Use these time zone abbreviations.
Every HTTP request to Appkit’s API services includes an
X-Client-Timezoneheader, which specifies the browser client’s current timezone as a UTC offset.
Fusion security provider stores JWT to authorise requests to Fusion
Applications that use the Fusion security provider (
twigkit.security.provider.fusion) can now check whether an incoming request has a JSON web token (JWT) associated with it (in an
Authorization header that begins with
Bearer). Appkit extracts the JWT from the header and stores the JWT so that subsequent requests can use the JWT to authorise the requests to Fusion.
The JWT support added in Release 4.5.0 is in addition to the support that was present in prior Appkit releases for pre-authentication with the Fusion security provider.
Now, instead of just checking for a
fusion-user-name header in the incoming request, Appkit also checks for a JWT header, if it doesn’t find the
If a JWT is present, Appkit uses the token to authenticate the user. This is typically used when an application (e.g. App Insights) is running behind a Fusion proxy.
After Appkit retrieves and stores the JWT, Appkit can retrieve the JWT to authorise requests to Fusion. By default, Appkit, handles all of this for you.
The means by which a user can authorise a request to Fusion can be made explicit by adding an

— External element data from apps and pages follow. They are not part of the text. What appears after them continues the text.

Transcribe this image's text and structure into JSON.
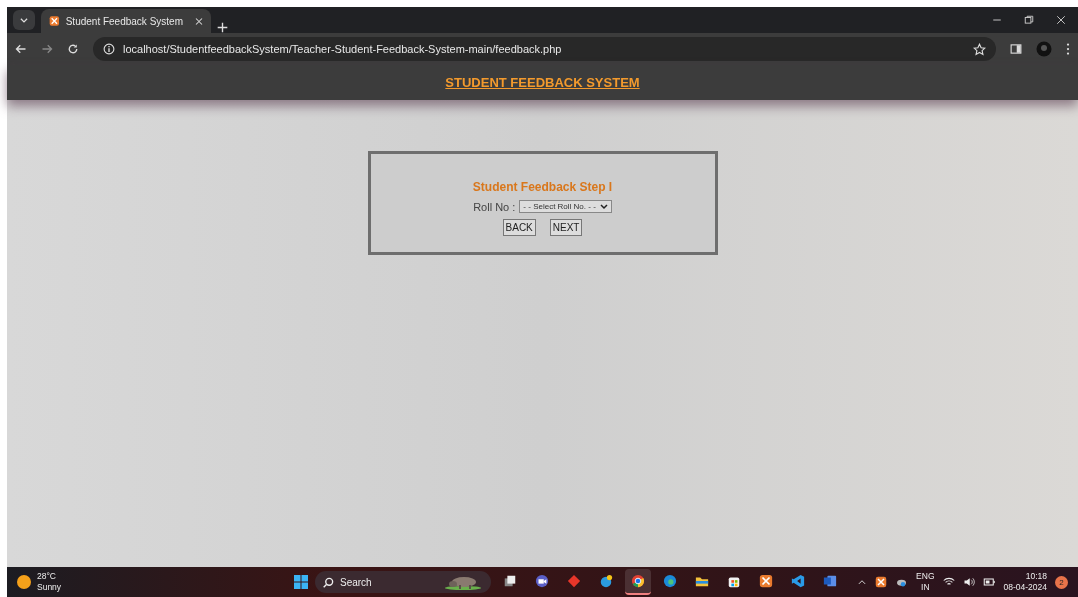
{
  "browser": {
    "tab": {
      "title": "Student Feedback System",
      "selected": true
    },
    "url": "localhost/StudentfeedbackSystem/Teacher-Student-Feedback-System-main/feedback.php"
  },
  "page": {
    "header": "STUDENT FEEDBACK SYSTEM",
    "form": {
      "title": "Student Feedback Step I",
      "label": "Roll No :",
      "select": "- - Select Roll No. - -",
      "buttons": [
        "BACK",
        "NEXT"
      ]
    }
  },
  "taskbar": {
    "weather": {
      "temp": "28°C",
      "condition": "Sunny"
    },
    "search": {
      "placeholder": "Search"
    },
    "apps": [
      {
        "kind": "taskview",
        "selected": false
      },
      {
        "kind": "meet",
        "selected": false
      },
      {
        "kind": "diamond",
        "selected": false
      },
      {
        "kind": "help",
        "selected": false
      },
      {
        "kind": "chrome",
        "selected": true
      },
      {
        "kind": "edge",
        "selected": false
      },
      {
        "kind": "files",
        "selected": false
      },
      {
        "kind": "store",
        "selected": false
      },
      {
        "kind": "xampp",
        "selected": false
      },
      {
        "kind": "vscode",
        "selected": false
      },
      {
        "kind": "word",
        "selected": false
      }
    ],
    "language": [
      "ENG",
      "IN"
    ],
    "time": "10:18",
    "date": "08-04-2024",
    "notifications": "2"
  }
}
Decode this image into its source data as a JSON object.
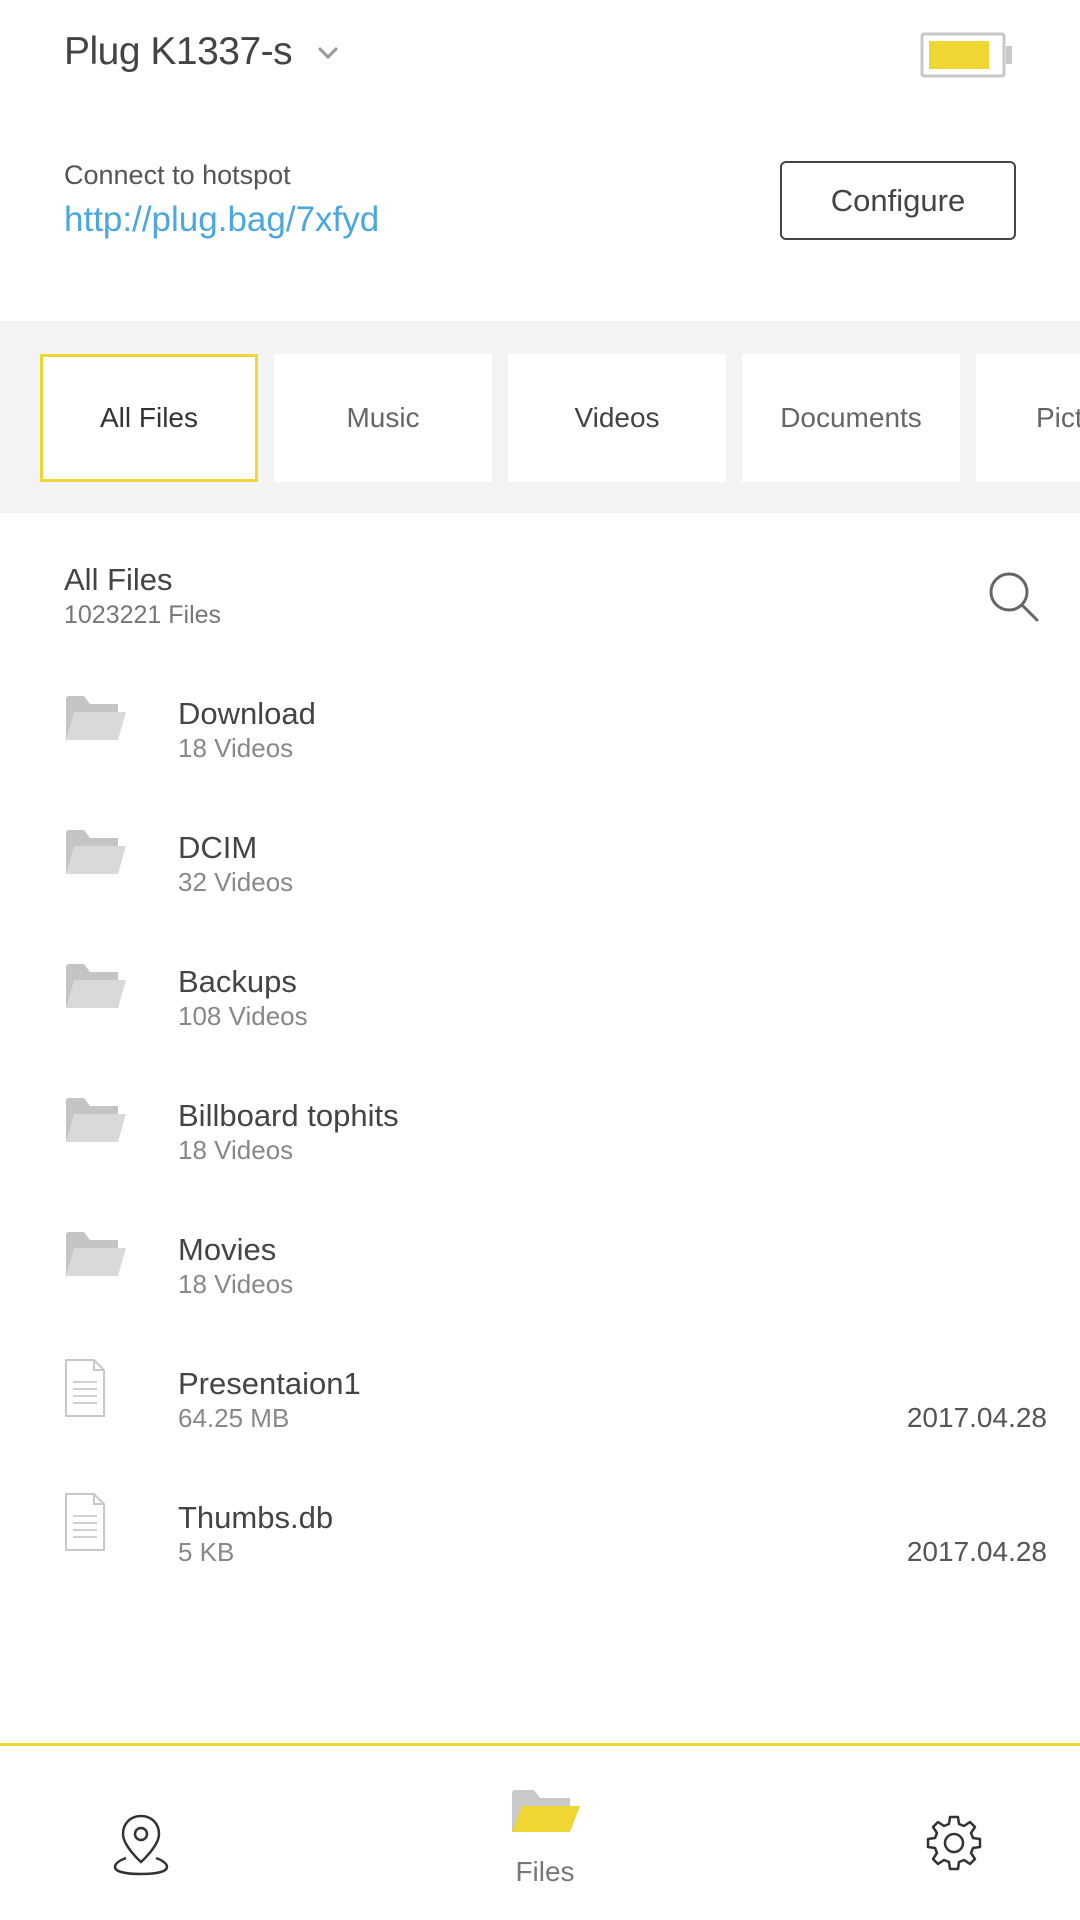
{
  "header": {
    "device_name": "Plug K1337-s",
    "hotspot_label": "Connect to hotspot",
    "hotspot_url": "http://plug.bag/7xfyd",
    "configure_label": "Configure",
    "battery_level": 0.85
  },
  "tabs": [
    {
      "label": "All Files",
      "active": true
    },
    {
      "label": "Music",
      "active": false
    },
    {
      "label": "Videos",
      "active": false
    },
    {
      "label": "Documents",
      "active": false
    },
    {
      "label": "Pict",
      "active": false
    }
  ],
  "section": {
    "title": "All Files",
    "count": "1023221 Files"
  },
  "files": [
    {
      "name": "Download",
      "sub": "18 Videos",
      "type": "folder",
      "date": ""
    },
    {
      "name": "DCIM",
      "sub": "32 Videos",
      "type": "folder",
      "date": ""
    },
    {
      "name": "Backups",
      "sub": "108 Videos",
      "type": "folder",
      "date": ""
    },
    {
      "name": "Billboard tophits",
      "sub": "18 Videos",
      "type": "folder",
      "date": ""
    },
    {
      "name": "Movies",
      "sub": "18 Videos",
      "type": "folder",
      "date": ""
    },
    {
      "name": "Presentaion1",
      "sub": "64.25 MB",
      "type": "document",
      "date": "2017.04.28"
    },
    {
      "name": "Thumbs.db",
      "sub": "5 KB",
      "type": "document",
      "date": "2017.04.28"
    }
  ],
  "bottom_nav": {
    "files_label": "Files",
    "active": "files",
    "icons": [
      "location-pin-icon",
      "folder-icon",
      "gear-icon"
    ]
  },
  "colors": {
    "accent": "#f0d633",
    "link": "#4aa7e0",
    "folder_gray": "#c4c4c4"
  }
}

auth: auto | serviceaccount | jwt | native property to the app’s Fusion services resources under
resources/services/api/fusion.conf. The default value of this property is
native, which means that Appkit uses the pre-authentication provided by the Fusion security provider.
If you use the
auto value of the
auth property, then Appkit works its way through
jwt, and finally
native. With the
serviceaccount option, Appkit tries to find a
resources/services/api/fusion.conf. With the
jwt option, Appkit tries to generate a JWT for the user. (This is not the same as the JWT passthrough.)
Geo-filtering and sorting is supported for Elastic 5
In Appkit 4.4.0, support for geo-filtering and sorting was added to the Elasticsearch search platform. The support in Appkit 4.4.0 was solely for Elastic 6.
In Applkit 4.5.0, geo-filtering and sorting support has been extended to include Elastic 5.
Accessibility is improved for assistive technologies
Hierarchical facets – Hierarchical facet requests now always return hierarchical facets. Previously, a
<search:facet-list>request with multiple hierarchical facets would sometimes return a flattened structure (parent only) for some of the facets.
dateFormat and time zone – The
dateFormatfilter now applies the
timezoneparameter correctly to both date-time values in a date-time range.
Responses from multiple suggesters – When there are multiple suggesters, the
<query:suggestions>element now includes responses from all suggesters in their respective sections. Previously, only the responses of one suggester were included.